### GIVEN INFORMATION:
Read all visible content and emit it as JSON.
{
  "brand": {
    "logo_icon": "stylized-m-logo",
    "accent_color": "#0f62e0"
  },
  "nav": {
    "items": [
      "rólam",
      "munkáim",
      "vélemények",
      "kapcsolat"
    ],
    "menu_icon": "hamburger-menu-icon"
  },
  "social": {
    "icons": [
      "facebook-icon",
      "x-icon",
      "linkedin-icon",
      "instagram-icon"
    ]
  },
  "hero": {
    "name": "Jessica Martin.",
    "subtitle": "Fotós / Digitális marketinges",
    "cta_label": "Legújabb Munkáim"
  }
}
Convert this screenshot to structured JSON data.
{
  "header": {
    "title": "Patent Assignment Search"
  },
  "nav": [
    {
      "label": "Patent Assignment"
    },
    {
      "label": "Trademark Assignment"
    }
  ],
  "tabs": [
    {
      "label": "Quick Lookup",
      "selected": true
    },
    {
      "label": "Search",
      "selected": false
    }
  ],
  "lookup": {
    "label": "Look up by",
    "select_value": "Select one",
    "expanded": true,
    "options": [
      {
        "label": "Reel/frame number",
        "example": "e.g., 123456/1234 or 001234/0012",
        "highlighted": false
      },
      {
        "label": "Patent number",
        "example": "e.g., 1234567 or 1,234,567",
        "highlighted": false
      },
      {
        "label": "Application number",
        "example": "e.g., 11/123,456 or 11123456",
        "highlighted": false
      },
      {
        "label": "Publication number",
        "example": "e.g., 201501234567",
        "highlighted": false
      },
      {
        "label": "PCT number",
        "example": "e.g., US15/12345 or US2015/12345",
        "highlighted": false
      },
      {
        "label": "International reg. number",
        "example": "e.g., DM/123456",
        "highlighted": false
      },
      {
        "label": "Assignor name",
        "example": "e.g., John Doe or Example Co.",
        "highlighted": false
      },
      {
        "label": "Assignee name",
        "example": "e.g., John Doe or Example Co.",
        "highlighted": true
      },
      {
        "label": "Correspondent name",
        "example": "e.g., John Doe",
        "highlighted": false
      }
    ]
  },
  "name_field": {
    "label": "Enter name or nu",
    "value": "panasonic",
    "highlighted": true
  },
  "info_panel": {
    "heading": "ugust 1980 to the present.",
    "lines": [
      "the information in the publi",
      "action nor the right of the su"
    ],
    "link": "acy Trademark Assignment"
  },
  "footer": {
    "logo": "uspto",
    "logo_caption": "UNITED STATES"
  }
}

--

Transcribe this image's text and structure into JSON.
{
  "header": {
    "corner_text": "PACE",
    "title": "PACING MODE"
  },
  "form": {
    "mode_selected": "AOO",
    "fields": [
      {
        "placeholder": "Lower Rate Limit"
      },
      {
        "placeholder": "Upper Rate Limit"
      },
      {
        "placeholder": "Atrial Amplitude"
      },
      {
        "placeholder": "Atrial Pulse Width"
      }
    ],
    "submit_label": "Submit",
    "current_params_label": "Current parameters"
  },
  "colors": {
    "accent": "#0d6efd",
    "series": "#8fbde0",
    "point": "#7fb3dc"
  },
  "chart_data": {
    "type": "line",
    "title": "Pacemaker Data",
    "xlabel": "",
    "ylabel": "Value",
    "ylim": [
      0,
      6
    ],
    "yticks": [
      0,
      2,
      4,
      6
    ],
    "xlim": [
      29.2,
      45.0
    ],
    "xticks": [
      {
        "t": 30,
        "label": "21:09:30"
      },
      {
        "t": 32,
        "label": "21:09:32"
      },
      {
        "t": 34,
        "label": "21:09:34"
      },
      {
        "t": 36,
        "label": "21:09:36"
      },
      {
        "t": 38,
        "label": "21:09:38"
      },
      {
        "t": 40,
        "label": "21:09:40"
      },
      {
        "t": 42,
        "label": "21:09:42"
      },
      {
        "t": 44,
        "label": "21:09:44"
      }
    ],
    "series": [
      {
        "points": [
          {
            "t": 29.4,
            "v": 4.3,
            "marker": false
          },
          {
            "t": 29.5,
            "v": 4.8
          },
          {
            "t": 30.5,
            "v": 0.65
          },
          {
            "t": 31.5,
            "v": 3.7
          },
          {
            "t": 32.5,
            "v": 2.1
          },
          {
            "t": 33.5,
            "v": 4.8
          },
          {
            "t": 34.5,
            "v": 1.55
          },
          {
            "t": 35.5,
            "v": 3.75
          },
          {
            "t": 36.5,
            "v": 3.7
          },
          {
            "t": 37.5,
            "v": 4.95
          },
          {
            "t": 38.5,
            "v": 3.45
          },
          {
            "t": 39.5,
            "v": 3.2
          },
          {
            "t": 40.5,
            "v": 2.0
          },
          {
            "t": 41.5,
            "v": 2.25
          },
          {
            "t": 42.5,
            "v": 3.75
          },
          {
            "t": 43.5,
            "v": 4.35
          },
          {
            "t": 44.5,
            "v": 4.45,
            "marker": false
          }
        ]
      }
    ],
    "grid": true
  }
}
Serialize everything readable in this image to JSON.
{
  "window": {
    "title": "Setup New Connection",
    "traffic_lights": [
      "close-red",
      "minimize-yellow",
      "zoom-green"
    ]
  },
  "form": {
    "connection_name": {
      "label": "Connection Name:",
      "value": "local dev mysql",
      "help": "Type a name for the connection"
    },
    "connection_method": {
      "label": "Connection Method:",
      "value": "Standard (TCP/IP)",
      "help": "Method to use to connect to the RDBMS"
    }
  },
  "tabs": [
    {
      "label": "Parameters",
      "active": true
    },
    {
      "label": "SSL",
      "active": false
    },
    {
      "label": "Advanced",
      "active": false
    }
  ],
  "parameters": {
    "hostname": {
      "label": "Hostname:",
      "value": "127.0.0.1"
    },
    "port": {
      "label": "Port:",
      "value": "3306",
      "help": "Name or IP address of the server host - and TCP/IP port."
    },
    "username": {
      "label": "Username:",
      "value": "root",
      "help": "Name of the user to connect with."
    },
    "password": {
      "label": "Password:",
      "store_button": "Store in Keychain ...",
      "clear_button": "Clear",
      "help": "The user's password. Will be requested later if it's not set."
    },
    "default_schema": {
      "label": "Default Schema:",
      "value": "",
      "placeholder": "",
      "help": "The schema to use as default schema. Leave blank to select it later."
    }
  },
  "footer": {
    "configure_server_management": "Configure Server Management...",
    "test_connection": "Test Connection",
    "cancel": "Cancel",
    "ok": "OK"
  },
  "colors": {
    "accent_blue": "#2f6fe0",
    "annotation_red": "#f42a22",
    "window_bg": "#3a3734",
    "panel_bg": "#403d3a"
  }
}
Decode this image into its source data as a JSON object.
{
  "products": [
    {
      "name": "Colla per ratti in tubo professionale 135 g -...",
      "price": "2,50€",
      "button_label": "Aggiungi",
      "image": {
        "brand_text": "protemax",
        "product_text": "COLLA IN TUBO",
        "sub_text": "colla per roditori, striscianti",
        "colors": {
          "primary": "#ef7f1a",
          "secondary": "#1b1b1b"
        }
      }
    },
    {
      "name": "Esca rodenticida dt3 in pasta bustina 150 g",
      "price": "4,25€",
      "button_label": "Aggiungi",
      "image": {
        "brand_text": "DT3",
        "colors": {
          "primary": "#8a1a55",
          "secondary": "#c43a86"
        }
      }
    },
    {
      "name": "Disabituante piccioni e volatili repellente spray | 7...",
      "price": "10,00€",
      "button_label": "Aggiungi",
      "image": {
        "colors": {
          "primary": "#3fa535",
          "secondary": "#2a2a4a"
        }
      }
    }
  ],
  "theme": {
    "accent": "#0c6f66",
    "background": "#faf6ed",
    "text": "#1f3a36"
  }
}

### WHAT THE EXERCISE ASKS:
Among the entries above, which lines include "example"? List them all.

### THE ANSWER:
        "example": "e.g., 123456/1234 or 001234/0012",
        "example": "e.g., 1234567 or 1,234,567",
        "example": "e.g., 11/123,456 or 11123456",
        "example": "e.g., 201501234567",
        "example": "e.g., US15/12345 or US2015/12345",
        "example": "e.g., DM/123456",
        "example": "e.g., John Doe or Example Co.",
        "example": "e.g., John Doe or Example Co.",
        "example": "e.g., John Doe",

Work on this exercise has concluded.